* PROBLEM TO SOLVE:
Every entry needs to be repeated exactly, with nothing left out.

* DATA FOR THIS TASK:
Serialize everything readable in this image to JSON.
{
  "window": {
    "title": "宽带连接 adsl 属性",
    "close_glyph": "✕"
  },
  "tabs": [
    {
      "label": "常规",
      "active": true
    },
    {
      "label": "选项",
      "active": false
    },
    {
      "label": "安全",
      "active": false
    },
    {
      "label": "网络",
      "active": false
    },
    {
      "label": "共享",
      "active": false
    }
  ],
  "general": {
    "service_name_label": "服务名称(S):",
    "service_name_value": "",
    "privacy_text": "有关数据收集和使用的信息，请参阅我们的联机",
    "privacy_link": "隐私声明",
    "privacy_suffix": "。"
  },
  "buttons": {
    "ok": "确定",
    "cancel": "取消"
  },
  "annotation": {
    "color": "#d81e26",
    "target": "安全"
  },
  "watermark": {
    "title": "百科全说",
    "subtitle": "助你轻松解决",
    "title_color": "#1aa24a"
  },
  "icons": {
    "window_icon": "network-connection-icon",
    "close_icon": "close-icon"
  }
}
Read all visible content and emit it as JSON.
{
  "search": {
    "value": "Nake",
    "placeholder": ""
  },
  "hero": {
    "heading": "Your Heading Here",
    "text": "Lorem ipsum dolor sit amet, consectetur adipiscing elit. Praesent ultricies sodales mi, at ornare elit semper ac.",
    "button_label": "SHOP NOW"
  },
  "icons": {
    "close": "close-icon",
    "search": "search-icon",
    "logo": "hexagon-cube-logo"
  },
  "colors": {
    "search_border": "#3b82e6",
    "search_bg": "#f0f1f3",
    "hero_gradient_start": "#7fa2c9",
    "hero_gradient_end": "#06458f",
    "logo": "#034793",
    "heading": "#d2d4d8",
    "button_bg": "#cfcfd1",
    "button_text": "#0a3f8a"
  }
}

* EXPECTED ANSWER:
Serialize everything readable in this image to JSON.
{
  "window": {
    "title": "宽带连接 adsl 属性",
    "close_glyph": "✕"
  },
  "tabs": [
    {
      "label": "常规",
      "active": true
    },
    {
      "label": "选项",
      "active": false
    },
    {
      "label": "安全",
      "active": false
    },
    {
      "label": "网络",
      "active": false
    },
    {
      "label": "共享",
      "active": false
    }
  ],
  "general": {
    "service_name_label": "服务名称(S):",
    "service_name_value": "",
    "privacy_text": "有关数据收集和使用的信息，请参阅我们的联机",
    "privacy_link": "隐私声明",
    "privacy_suffix": "。"
  },
  "buttons": {
    "ok": "确定",
    "cancel": "取消"
  },
  "annotation": {
    "color": "#d81e26",
    "target": "安全"
  },
  "watermark": {
    "title": "百科全说",
    "subtitle": "助你轻松解决",
    "title_color": "#1aa24a"
  },
  "icons": {
    "window_icon": "network-connection-icon",
    "close_icon": "close-icon"
  }
}
Read all visible content and emit it as JSON.
{
  "search": {
    "value": "Nake",
    "placeholder": ""
  },
  "hero": {
    "heading": "Your Heading Here",
    "text": "Lorem ipsum dolor sit amet, consectetur adipiscing elit. Praesent ultricies sodales mi, at ornare elit semper ac.",
    "button_label": "SHOP NOW"
  },
  "icons": {
    "close": "close-icon",
    "search": "search-icon",
    "logo": "hexagon-cube-logo"
  },
  "colors": {
    "search_border": "#3b82e6",
    "search_bg": "#f0f1f3",
    "hero_gradient_start": "#7fa2c9",
    "hero_gradient_end": "#06458f",
    "logo": "#034793",
    "heading": "#d2d4d8",
    "button_bg": "#cfcfd1",
    "button_text": "#0a3f8a"
  }
}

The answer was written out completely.